Adapting this into a performance-to-camera, I created three interlinked films. In the first, on the largest of screens, multiple repetitions of my silver-costumed body enact each stage of the river’s journey – a liquid body flowing from source to mouth. Alongside this, I created a vocal composition from multi-layered vocals, imitative of the percussion (drums and cymbals) that traditionally accompanies the sequence, evoking the river’s formation and flow. Projected onto another screen, above a doorway, the second film is a close up of my eyes performing choreographed gestures that signify the same transition from river source to mouth. As my eyes close shut, and the stage falls empty, on a third screen, through the open doorway, my disembodied mouth begins to incant instructions for the performance, using a melody that draws on the vocal chanting style of Kutiyattam: ‘take your eyes to the top of the high mountain, trace the summit with your fingers, open the brow, wait for the rain to fall…’  Two visual scores are displayed nearby, transcribing the stages of the river embodied movement. As the mouth closes, bringing an end to the song, the body gives expression to the lyrics, beginning a new cycle of the river score.

Now the project has been fully realised, how do you feel about it?
I’m not entirely certain how I feel about it yet – it is still so fresh. The installation is on show in Kochi until the end of March, and it usually takes me a bit of time to reflect on my process and resulting outcome. Maybe I can answer this question in a couple of months’ time!

How has it informed your creative processes going forward?
I really enjoyed shifting my initial focus from purely vocal sound to proceeding from body movement and I’m keen to further explore the connections between different modalities of voice, gesture and mark-making. I also loved working with film, and anticipate going deeper into this medium in the future.
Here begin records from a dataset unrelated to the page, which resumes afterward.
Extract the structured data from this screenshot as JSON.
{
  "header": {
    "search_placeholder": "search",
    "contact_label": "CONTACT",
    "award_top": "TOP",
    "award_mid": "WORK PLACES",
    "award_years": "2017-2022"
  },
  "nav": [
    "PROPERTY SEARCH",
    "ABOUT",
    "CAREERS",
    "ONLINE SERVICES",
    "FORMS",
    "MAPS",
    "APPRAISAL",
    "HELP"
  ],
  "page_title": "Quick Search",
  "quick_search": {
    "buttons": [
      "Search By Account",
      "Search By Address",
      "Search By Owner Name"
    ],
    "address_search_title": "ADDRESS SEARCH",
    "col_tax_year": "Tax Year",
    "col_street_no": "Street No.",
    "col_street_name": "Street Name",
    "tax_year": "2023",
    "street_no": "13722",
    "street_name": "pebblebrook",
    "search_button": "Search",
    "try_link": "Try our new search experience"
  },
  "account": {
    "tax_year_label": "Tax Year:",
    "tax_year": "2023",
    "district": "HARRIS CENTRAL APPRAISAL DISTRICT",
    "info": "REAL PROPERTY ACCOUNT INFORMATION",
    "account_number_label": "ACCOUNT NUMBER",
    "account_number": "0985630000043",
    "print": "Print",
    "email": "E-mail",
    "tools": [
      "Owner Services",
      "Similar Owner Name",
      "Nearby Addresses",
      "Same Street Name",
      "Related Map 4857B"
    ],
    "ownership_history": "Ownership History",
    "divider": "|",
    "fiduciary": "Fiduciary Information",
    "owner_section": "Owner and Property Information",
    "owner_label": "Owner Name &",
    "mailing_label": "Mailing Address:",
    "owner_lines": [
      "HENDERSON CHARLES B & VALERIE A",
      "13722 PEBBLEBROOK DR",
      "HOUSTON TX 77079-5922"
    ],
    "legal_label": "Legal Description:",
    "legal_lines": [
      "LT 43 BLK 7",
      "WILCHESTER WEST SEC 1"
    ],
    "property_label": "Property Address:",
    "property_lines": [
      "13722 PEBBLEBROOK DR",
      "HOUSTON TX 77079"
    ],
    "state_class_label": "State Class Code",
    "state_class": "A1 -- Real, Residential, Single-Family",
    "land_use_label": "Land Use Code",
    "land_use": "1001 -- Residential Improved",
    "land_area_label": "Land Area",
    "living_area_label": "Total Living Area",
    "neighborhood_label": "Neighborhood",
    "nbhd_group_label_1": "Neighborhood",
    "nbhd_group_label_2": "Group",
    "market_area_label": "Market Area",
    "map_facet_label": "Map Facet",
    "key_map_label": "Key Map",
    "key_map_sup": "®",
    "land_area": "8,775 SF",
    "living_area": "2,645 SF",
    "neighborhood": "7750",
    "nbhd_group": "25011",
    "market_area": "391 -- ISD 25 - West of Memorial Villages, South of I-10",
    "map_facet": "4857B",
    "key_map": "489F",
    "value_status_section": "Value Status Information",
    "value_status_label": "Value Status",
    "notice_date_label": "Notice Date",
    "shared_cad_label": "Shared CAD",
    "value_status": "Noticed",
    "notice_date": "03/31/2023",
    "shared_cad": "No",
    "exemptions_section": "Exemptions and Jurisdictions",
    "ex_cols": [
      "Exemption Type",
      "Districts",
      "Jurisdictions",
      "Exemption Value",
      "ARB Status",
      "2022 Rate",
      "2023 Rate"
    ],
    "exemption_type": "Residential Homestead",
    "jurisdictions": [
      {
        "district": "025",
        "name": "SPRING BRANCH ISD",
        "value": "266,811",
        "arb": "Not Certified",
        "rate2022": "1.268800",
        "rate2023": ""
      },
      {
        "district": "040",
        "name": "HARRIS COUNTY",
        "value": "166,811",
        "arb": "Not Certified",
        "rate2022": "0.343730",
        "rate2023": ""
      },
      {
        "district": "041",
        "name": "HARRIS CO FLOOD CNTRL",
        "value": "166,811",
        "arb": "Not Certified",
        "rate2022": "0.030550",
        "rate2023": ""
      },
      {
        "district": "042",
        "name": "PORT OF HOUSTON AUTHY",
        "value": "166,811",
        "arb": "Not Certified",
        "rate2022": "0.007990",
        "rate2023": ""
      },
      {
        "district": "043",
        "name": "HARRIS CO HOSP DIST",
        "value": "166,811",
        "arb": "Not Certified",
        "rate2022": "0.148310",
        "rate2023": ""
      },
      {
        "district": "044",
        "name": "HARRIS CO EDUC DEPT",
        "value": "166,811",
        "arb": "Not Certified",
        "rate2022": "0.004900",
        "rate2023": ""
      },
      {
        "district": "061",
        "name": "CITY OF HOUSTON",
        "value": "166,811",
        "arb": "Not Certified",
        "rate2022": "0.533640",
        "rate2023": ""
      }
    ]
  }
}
What’s next for you?
I am working on a number of new performance and audiovisual projects, including a vocal piece exploring tidal language, and a composition for voices and singing saws created from fragments of Finnish forest-related songs. This year, I am Leverhulme artist-in-residence in The Centre for Language Evolution at the School of Philosophy, Psychology and Language Sciences in The University of Edinburgh. And I’m also beginning to slowly plan how I can take some older projects such as Away with the Birds on tour, and perhaps even release a record or two. We shall see!